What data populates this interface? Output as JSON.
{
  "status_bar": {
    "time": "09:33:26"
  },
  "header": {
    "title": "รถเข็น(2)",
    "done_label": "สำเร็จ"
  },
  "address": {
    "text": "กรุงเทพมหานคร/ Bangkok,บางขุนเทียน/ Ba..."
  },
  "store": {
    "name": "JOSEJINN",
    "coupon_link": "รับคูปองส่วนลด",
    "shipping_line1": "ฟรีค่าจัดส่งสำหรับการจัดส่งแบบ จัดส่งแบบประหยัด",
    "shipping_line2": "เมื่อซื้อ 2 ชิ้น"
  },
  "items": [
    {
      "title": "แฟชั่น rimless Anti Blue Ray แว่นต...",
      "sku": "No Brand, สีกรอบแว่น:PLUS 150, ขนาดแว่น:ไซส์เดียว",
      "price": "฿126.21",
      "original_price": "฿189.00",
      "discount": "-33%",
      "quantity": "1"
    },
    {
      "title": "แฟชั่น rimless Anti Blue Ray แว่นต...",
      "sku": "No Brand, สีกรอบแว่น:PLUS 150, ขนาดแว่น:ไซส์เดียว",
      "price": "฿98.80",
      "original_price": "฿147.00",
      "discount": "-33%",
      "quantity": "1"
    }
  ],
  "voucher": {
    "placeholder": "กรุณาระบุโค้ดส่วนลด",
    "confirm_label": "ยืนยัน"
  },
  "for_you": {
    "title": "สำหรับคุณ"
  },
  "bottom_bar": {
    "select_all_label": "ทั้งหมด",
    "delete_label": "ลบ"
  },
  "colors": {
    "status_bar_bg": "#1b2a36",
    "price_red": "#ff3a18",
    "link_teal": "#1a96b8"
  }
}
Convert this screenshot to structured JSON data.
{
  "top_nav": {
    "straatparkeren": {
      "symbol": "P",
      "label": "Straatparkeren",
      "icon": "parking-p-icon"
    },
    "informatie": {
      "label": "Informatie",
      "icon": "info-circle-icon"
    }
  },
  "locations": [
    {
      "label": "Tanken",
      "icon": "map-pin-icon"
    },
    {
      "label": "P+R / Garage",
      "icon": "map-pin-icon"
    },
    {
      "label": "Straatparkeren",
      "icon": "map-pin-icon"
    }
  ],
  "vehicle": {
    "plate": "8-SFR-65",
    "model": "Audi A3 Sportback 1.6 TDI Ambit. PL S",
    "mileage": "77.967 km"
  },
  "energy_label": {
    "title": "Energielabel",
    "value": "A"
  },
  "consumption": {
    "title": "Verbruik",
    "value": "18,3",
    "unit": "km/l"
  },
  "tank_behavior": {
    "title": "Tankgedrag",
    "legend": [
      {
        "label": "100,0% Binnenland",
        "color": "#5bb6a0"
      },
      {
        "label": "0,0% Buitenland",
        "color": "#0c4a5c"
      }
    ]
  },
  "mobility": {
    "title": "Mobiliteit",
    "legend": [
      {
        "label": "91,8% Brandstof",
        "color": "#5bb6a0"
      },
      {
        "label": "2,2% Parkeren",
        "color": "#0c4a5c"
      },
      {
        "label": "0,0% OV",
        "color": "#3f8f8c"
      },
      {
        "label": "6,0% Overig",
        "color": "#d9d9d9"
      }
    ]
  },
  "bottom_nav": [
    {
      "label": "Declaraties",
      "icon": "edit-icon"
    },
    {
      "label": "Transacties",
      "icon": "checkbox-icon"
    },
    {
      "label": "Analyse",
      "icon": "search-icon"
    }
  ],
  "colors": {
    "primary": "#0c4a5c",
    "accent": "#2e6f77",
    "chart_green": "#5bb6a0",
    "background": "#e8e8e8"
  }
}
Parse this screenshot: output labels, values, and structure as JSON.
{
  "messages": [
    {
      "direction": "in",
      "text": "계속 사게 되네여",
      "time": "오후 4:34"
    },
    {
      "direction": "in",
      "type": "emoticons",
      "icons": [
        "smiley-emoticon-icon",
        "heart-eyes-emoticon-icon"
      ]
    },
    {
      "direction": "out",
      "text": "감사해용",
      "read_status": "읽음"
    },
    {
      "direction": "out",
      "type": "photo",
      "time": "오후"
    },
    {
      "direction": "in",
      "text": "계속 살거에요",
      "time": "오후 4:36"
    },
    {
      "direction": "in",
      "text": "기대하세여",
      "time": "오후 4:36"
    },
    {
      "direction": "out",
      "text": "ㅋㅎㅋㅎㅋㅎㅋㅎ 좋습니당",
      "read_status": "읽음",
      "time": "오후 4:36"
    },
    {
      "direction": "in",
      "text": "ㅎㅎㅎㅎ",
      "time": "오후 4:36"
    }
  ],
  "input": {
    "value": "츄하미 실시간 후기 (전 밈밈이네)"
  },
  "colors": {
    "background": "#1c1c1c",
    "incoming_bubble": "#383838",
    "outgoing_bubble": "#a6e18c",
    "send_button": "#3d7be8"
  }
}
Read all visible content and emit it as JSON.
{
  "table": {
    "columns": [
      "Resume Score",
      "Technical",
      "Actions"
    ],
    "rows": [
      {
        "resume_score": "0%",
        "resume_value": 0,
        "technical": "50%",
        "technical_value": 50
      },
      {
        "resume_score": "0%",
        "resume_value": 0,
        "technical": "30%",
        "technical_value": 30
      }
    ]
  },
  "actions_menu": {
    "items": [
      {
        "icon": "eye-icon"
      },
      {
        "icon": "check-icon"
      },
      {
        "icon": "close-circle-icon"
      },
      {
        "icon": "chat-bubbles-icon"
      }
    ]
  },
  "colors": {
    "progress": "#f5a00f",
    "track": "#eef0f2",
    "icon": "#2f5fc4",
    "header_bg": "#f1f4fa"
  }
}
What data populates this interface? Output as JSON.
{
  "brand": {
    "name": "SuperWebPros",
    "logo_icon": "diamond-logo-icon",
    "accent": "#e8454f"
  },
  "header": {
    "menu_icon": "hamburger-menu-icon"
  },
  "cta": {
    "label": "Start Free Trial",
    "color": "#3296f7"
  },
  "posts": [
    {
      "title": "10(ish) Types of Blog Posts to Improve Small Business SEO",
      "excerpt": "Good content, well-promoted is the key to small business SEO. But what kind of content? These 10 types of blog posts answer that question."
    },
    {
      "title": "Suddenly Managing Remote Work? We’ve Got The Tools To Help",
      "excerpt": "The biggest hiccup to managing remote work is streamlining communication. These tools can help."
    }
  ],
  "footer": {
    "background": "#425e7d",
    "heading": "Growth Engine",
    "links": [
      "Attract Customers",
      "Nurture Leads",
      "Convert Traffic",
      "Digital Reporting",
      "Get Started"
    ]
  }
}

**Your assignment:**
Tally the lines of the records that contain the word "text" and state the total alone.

**Answer space:**
7